11 Jun 2020 Police Reform: Accessibility Breeds Civility
As a community organizer and “safety creator” in New Orleans, Project 21 member Nadra Enzi believes that an open line of communication between police and the communities they serve is an important way to keep tempers from blowing.
Project 21’s “Blueprint for a Better Deal for Black America” has an entire section devoted to ways to improve police-community relations. These policy recommendations include “First Responder Sundays” hosted by churches, gun safety training offered to citizens by local police officers, and special training for police in knowing how to appropriately interact with people with developmental and mental challenges. The Blueprint also supports more body cameras and getting police out of regulatory enforcement.
Here is how Nadra, known as “Cap Black” in the Marginy district of the Big Easy, has seen New Orleans cops improve their standing with the public:
I’ve fought to build relationships between law enforcement and urban areas since the late 1980s.
At that time. my pigment and my zip code pretty much meant crime concerns in my neighborhood were written off. My community was dismissed as captured territory – deep behind enemy lines.
This isn’t an anti-police sentiment on my part. It’s my observation of the pecking order in which certain concerned citizens were placed at the dawn of the crack cocaine era. The crack crisis doubly marginalized southern communities like mine in Savannah that were already impacted by Jim Crow.

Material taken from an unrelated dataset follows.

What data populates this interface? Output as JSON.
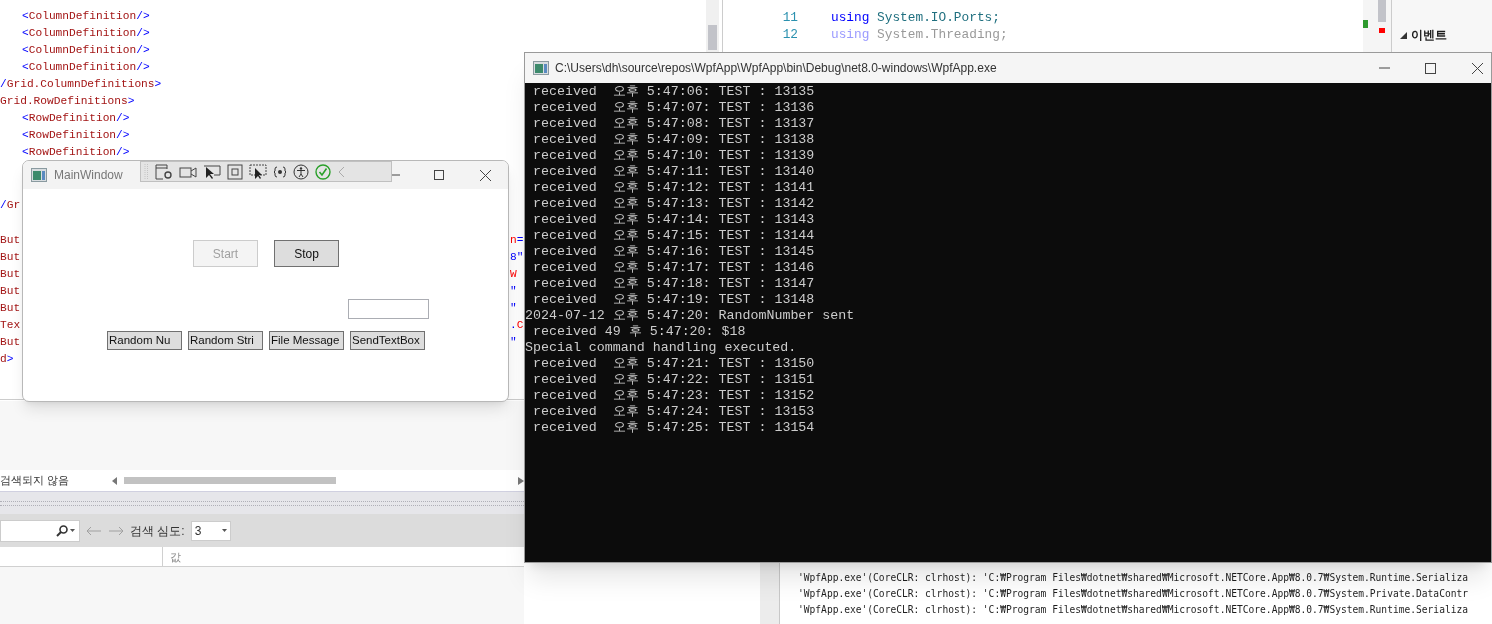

Things changed about 11 years ago when I moved to the real-life “Gotham City” of New Orleans. I’ll hereafter refer to it as “Gotham.”
Gotham is a place with its own police-community challenges. Federal scrutiny of training practices and post-Katrina incidents of brutality led to a federal consent decree to oversee the New Orleans Police Department (NOPD).
The NOPD is quite different from police in my hometown. Instead of arms-length hostility, I found Gotham’s cops – of all ranks – actually talked to community members instead of brushing us off.
But despite this accessibility, the combination of a personnel shortage and invasive federal oversight made this largely personable force appear unresponsive to service calls that could go hours or even days without answer. The NOPD’s response time once was three times the national average.
Public confidence in the NOPD plummeted, and local communities did feel abandoned.
Through it all, however, I was able to network with officers. I reminded them that I wasn’t the usual critic to whom they had become accustomed. I built active alliances to address the safety concerns of working-class victims.
From my stint coordinating volunteer security at Occupy Nola to my tenure as a safety and support manager for a targeted building – whose bullseye I removed with the help of the local district commander and deputy commander – we made progress.
I don’t demonize the NOPD because it’s a largely accessible agency. It has gotten a bad rap despite consistently treating protests and other First Amendment activities in a supportive manner that I’ve rarely seen elsewhere.
The NOPD doesn’t deserve demonization during these trying times. It deserves our dedication.